Credit cards are complex financial products that vary tremendously from card to card. Yet the vast majority of the cards themselves are made from an identical piece of plastic. In an effort to distinguish its products, a select group of card issuers offer cards that are physically different than the rest. But do these properties matter? Let’s take a look at some of the cards that are physically different.
Chase Sapphire Preferred
This is one of the most popular reward credit cards on the market that is not made of just plain plastic. The Sapphire Preferred is actually a sandwich of plastic and metal that has an entirely different weight and feel to it than a standard credit card. In fact, cashiers immediately notice this difference and it can be the subject of much commentary whenever it is used. Yet at the same time, the Sapphire Preferred does not have raised numbers on the front of the card. Instead, the numbers are printed on the back. This can occasionally cause some confusion and possibly incompatibility with the old style carbon copy receipts. Fortunately, most merchants will simply hand write the card number rather than decline the card.
Barclay’s Bank issues the Visa Black card as a premium product with a limited membership. To further enhance this quality it describes its card as “not just another piece of plastic. Made with carbon, it is the ultimate buying tool.” Since carbon fiber is and expensive material used in race cars and sporting equipment, owners may at least have the sensation of using a superior product.

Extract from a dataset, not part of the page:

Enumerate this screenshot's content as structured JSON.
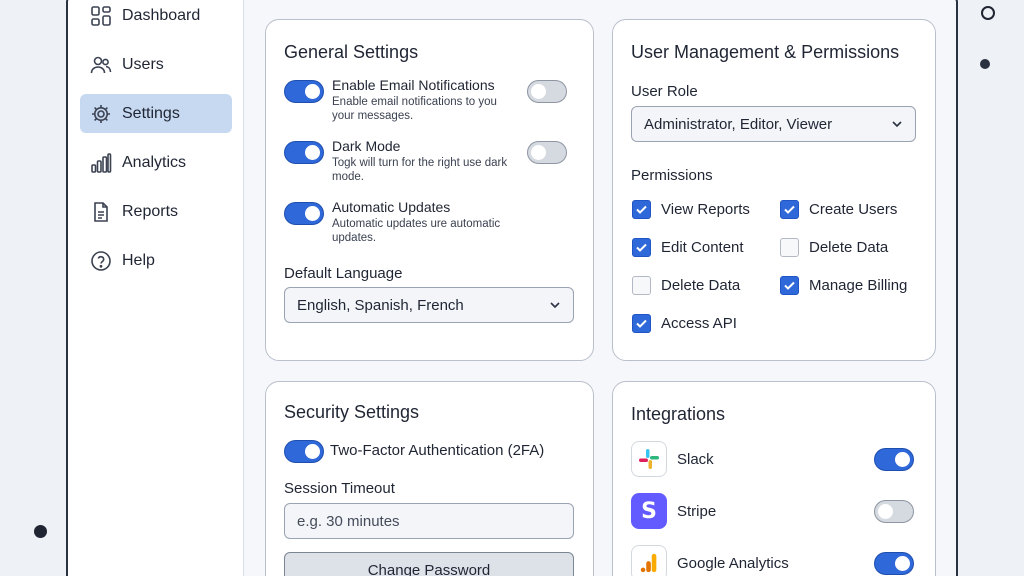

American Express Centurion
While American Express does not release many details regarding its super-premium card, it is rumored to be constructed of a titanium alloy. If true, it would have an incredibly solid yet lightweight feel to it.
Cards with EMV Smart Chips

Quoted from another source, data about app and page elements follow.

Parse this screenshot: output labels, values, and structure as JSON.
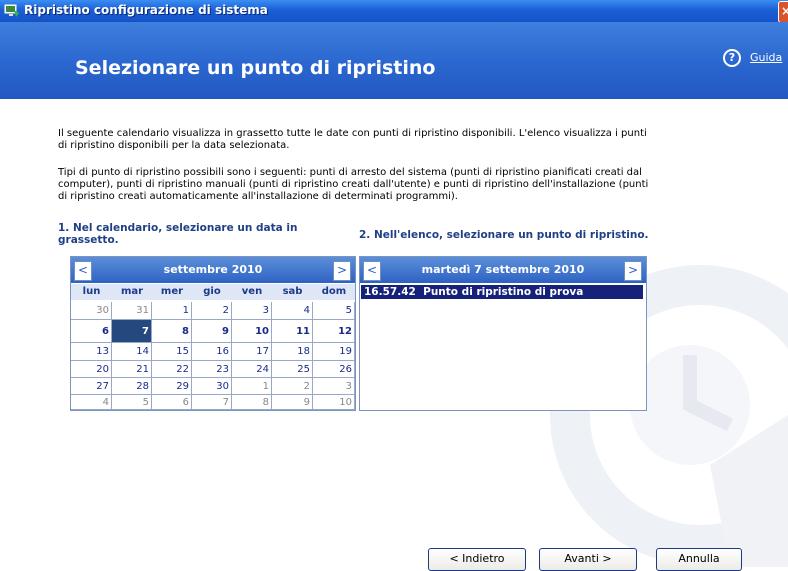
{
  "window": {
    "title": "Ripristino configurazione di sistema",
    "close_label": "×"
  },
  "header": {
    "title": "Selezionare un punto di ripristino",
    "help_label": "Guida",
    "help_icon": "?"
  },
  "intro": {
    "p1_line1": "Il seguente calendario visualizza in grassetto tutte le date con punti di ripristino disponibili. L'elenco visualizza i punti",
    "p1_line2": "di ripristino disponibili per la data selezionata.",
    "p2_line1": "Tipi di punto di ripristino possibili sono i seguenti: punti di arresto del sistema (punti di ripristino pianificati creati dal",
    "p2_line2": "computer), punti di ripristino manuali (punti di ripristino creati dall'utente) e punti di ripristino dell'installazione (punti",
    "p2_line3": "di ripristino creati automaticamente all'installazione di determinati programmi)."
  },
  "steps": {
    "step1_line1": "1. Nel calendario, selezionare un data in",
    "step1_line2": "grassetto.",
    "step2": "2. Nell'elenco, selezionare un punto di ripristino."
  },
  "calendar": {
    "prev": "<",
    "next": ">",
    "month": "settembre 2010",
    "weekdays": [
      "lun",
      "mar",
      "mer",
      "gio",
      "ven",
      "sab",
      "dom"
    ],
    "weeks": [
      [
        "30",
        "31",
        "1",
        "2",
        "3",
        "4",
        "5"
      ],
      [
        "6",
        "7",
        "8",
        "9",
        "10",
        "11",
        "12"
      ],
      [
        "13",
        "14",
        "15",
        "16",
        "17",
        "18",
        "19"
      ],
      [
        "20",
        "21",
        "22",
        "23",
        "24",
        "25",
        "26"
      ],
      [
        "27",
        "28",
        "29",
        "30",
        "1",
        "2",
        "3"
      ],
      [
        "4",
        "5",
        "6",
        "7",
        "8",
        "9",
        "10"
      ]
    ],
    "selected_day": "7"
  },
  "list": {
    "prev": "<",
    "next": ">",
    "date": "martedì 7 settembre 2010",
    "items": [
      {
        "time": "16.57.42",
        "description": "Punto di ripristino di prova"
      }
    ]
  },
  "buttons": {
    "back": "< Indietro",
    "next": "Avanti >",
    "cancel": "Annulla"
  },
  "colors": {
    "title_bar": "#1c5fd6",
    "header": "#2a66cf",
    "selection": "#16227a"
  }
}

Chase and other card issuers have finally begun to issue travel and airline reward credit cards with embedded smart chips that can be used at automated kiosks in Europe. These chips are visible as a gold colored square approximately one centimeter across. Thankfully, this is one physical distinction that has practical implications. It is not uncommon to see American cardholders struggling to use their incompatible cards at train stations in Europe. With one of these cards in hand, travelers will finally be able to make purchases at automated locations without having to find an attendant.
Although some cards look and feel different than others, the effect is almost always cosmetic. Selecting a credit card with the right features and benefits will always be more important than any physical property.